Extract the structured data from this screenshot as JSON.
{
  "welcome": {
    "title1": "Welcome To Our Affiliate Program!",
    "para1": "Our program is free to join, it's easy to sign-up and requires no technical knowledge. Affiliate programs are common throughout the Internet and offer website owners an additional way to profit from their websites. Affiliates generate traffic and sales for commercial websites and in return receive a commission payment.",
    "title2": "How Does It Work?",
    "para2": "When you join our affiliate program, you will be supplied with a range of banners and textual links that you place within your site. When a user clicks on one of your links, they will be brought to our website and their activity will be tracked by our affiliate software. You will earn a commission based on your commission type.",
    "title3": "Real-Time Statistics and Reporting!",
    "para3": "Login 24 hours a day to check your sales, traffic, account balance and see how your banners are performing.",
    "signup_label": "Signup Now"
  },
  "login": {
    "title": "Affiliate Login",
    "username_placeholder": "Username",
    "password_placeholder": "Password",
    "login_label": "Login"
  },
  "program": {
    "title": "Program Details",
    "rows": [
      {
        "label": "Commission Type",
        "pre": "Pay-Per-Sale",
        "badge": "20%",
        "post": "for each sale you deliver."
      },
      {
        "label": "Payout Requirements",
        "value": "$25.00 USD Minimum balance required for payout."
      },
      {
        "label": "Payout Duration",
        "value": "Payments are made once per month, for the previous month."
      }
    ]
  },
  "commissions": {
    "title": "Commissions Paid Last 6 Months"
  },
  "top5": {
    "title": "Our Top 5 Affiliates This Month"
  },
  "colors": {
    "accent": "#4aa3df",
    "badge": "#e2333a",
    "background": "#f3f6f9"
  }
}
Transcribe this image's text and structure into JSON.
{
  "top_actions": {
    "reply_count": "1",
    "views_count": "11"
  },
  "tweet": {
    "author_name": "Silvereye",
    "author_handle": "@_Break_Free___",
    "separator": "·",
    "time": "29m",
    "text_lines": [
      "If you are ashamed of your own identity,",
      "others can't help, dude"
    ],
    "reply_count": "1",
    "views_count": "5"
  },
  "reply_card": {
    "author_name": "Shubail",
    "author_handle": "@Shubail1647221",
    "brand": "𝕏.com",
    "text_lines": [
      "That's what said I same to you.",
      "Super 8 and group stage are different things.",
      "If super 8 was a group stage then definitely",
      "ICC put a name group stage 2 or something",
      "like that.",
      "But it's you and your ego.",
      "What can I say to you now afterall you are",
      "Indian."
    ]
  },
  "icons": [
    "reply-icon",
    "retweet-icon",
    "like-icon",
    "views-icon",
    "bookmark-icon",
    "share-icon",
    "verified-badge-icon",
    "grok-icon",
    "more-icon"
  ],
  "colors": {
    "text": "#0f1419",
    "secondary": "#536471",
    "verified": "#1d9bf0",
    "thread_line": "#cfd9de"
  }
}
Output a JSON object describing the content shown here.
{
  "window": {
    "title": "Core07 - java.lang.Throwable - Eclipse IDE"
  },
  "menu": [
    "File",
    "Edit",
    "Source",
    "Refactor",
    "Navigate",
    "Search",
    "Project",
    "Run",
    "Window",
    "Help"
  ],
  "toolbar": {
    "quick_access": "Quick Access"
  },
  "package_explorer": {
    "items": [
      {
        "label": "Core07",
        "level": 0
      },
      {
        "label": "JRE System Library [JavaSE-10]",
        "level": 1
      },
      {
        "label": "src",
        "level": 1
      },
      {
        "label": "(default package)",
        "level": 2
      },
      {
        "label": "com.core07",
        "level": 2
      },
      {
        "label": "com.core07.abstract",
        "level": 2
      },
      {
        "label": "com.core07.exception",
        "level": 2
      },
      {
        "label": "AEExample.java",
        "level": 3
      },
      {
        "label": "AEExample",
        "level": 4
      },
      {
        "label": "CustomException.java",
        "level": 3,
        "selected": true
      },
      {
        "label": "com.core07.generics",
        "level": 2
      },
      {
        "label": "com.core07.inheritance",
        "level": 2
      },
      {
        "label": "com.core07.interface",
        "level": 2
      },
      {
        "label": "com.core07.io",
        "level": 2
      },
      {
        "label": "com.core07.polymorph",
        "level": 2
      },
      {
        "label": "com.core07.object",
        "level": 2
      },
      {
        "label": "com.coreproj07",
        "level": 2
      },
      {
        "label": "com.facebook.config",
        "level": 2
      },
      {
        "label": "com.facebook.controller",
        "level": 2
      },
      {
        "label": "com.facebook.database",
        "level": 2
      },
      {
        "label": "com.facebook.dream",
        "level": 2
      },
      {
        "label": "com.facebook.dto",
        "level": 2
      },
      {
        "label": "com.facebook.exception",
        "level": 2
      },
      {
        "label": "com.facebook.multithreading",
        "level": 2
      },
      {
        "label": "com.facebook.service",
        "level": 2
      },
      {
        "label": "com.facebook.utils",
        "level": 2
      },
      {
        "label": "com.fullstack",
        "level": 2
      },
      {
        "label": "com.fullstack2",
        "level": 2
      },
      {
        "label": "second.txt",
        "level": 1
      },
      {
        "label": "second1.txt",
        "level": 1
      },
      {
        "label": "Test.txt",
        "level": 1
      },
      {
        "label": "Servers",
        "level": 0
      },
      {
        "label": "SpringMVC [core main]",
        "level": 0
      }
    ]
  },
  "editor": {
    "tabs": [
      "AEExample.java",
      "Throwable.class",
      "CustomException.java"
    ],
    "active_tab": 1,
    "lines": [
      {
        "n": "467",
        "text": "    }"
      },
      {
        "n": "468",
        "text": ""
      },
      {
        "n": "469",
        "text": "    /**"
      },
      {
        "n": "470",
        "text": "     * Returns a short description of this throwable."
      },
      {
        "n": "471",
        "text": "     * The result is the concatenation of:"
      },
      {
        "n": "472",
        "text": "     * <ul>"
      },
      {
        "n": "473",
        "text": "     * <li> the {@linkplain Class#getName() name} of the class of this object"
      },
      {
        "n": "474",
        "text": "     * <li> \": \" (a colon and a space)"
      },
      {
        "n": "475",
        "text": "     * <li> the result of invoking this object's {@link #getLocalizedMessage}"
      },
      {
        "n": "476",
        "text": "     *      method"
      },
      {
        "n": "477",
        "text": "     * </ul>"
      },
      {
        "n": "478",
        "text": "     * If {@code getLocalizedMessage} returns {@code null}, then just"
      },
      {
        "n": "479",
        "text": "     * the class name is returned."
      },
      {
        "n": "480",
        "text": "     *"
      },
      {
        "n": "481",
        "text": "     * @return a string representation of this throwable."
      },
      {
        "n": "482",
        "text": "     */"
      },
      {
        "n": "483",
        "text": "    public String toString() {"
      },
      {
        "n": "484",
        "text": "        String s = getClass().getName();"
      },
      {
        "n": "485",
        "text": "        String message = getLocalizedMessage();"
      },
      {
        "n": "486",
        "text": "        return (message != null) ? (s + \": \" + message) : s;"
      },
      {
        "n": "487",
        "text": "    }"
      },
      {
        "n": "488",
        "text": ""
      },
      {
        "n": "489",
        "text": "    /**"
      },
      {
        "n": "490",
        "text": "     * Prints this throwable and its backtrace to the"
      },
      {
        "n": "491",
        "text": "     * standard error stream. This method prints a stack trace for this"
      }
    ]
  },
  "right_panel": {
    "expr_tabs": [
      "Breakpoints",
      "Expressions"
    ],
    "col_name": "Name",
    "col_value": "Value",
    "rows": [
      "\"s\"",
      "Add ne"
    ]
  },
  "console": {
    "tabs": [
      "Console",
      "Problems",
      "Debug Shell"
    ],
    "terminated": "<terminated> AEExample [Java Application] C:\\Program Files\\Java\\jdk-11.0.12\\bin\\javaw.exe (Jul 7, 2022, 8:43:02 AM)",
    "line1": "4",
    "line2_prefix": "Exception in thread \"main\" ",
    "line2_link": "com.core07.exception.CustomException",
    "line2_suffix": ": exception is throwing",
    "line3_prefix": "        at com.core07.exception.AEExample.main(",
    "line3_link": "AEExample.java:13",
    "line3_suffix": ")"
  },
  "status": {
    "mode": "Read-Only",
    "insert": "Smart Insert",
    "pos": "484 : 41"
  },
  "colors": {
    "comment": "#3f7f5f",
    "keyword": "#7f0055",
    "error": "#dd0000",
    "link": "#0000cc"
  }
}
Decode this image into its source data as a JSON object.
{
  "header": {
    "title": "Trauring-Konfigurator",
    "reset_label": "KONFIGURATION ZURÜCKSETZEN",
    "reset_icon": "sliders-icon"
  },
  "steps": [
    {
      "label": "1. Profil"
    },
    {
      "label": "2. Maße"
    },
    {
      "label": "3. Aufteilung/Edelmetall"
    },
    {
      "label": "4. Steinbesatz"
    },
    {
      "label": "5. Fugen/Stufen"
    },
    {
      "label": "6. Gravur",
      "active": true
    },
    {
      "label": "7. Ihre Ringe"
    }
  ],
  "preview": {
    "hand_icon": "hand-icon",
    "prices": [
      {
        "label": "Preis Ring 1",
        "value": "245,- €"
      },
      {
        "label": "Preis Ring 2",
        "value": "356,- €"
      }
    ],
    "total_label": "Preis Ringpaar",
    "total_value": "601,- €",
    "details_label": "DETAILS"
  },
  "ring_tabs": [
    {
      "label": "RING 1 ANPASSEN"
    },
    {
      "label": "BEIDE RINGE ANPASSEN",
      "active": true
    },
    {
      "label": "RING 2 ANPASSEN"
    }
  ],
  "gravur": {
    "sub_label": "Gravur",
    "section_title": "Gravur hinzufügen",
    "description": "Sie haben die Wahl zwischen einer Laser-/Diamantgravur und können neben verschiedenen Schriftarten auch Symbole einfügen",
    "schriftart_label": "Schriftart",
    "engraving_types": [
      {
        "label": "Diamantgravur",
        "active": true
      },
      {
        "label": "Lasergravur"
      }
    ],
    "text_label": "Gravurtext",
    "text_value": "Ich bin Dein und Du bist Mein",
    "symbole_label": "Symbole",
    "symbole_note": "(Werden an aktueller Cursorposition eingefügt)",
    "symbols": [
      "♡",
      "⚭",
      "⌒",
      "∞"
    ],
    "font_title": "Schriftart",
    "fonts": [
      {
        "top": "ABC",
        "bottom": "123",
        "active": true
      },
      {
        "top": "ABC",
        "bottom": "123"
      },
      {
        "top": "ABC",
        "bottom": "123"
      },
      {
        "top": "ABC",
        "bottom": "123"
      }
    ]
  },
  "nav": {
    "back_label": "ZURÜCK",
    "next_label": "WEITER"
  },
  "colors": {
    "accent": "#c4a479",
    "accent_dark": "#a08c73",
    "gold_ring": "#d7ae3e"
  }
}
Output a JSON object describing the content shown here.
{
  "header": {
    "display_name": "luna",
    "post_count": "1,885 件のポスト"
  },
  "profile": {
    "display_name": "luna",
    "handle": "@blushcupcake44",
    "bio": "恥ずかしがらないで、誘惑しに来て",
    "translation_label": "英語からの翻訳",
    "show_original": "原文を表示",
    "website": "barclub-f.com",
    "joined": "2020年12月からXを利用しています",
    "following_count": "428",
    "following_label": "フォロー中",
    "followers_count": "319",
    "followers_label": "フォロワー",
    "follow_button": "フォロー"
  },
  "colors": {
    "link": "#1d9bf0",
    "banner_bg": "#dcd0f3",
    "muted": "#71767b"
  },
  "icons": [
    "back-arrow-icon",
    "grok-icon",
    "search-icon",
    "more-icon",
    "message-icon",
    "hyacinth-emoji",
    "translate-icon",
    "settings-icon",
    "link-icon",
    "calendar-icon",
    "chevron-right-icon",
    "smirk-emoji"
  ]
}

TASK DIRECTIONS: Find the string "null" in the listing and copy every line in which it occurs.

EXERCISE RESPONSE:
        "text": "     * If {@code getLocalizedMessage} returns {@code null}, then just"
        "text": "        return (message != null) ? (s + \": \" + message) : s;"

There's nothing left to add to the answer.